While a 4-1 majority of the council agreed to approve the new STR ordinance, the measure failed because a unanimous council vote was required to overrule an earlier decision by the city’s Planning Board, which had rejected the changes.
Council Member William Kennedy cast the negative and deciding vote on the ordinance amendments which had been vigorously opposed by a large number of short-term rental unit owners and operators and the association that represents them.
Kennedy opposed Soda’s resolution Wednesday, questioning the timing of the proposal code change.
Council members, at a special meeting on June 2, imposed a moratorium on new STR operating permits, saying they are preparing to try again to change the city’s zoning requirements for transient rentals. The as yet unfinished new STR ordinance is expected to closely resemble the one that failed in September because of the requirement for a unanimous council vote.
Soda’s resolution noted that the city council is the “legislative” and “appropriating” body for the city and that it, alone, has the power to enact, amend or rescind local laws, ordinances and codes.
The council adopted Soda’s resolution by a vote of 3 to 1. The panel will now hold a public hearing at 6 p.m. June 23, to consider an amendment that will modify the city’s zoning ordinance to abolish the mandate for unanimous approval by the City Council of amendments to the code that have not been approved by the Planning Board.
The mandate would be replaced by a provision for “three-fourths majority approval of the City Council” for amendments to the code that have not been approved by the Planning Board. That would mean 4 votes would be required for council approval.

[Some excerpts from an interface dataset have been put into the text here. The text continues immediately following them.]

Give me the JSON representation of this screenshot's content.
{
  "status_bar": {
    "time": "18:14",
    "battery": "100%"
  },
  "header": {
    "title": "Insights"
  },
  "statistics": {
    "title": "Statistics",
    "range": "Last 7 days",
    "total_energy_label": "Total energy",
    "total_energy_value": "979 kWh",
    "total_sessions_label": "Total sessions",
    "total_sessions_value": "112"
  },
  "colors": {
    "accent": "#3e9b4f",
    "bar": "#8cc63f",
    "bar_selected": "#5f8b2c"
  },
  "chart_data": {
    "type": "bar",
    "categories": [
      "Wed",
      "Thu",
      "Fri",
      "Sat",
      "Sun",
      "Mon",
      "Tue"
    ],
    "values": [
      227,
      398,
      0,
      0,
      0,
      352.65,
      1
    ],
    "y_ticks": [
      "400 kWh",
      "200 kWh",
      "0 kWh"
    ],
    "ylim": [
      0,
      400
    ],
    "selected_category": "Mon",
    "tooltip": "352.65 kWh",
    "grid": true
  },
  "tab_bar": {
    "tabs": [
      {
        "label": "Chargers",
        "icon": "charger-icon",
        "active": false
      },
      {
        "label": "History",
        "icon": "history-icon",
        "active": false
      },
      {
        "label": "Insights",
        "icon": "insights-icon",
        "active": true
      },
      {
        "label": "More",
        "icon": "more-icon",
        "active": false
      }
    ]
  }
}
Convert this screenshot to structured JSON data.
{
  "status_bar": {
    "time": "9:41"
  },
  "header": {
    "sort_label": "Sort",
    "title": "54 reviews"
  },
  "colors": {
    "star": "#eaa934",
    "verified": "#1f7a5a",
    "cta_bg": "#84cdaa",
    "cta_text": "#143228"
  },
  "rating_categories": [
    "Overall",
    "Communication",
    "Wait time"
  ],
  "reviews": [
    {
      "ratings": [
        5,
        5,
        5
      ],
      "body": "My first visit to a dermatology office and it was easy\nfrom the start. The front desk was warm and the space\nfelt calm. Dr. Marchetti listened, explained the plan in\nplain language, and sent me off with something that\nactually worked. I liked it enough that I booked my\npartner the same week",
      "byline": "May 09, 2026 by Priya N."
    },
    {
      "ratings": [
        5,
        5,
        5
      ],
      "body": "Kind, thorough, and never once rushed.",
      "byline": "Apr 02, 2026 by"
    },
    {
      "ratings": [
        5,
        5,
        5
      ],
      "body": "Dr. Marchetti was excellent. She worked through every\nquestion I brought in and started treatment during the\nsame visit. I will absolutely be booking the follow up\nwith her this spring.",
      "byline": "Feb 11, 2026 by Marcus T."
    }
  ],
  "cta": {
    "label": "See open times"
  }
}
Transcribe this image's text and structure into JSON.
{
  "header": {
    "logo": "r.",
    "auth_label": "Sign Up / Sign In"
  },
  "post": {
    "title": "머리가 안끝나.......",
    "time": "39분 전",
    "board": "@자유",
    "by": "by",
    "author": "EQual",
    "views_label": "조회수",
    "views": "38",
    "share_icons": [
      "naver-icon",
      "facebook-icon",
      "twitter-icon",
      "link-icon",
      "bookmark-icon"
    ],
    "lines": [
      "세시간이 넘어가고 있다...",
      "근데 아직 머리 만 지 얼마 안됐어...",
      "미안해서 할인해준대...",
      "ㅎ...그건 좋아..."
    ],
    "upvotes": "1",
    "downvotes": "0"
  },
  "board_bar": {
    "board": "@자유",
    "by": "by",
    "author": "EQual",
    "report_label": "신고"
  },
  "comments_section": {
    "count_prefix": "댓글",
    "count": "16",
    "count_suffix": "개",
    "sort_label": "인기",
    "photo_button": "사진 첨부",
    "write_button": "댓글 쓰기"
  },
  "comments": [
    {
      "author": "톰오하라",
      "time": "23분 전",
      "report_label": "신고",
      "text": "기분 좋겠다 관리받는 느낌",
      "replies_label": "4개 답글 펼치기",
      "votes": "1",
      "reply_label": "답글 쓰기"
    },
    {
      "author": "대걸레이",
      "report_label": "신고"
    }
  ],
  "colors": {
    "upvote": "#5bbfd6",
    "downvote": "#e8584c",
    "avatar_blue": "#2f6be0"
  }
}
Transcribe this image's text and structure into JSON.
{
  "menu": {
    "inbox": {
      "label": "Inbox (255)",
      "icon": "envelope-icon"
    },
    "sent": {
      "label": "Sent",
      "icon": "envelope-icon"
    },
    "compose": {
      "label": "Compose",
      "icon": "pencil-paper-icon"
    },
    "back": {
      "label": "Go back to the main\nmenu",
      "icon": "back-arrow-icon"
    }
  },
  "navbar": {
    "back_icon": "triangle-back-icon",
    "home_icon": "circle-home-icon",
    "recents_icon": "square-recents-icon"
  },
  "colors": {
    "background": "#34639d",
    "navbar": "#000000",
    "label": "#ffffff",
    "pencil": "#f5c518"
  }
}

In September, the city estimated that there are between 275 and 300 short-term rental properties in the city and that no more than 100 were in compliance with the current city ordinance governing short-term rentals. Since then, the city’s Zoning Board of Appeals has approved at least 92 new STR permits.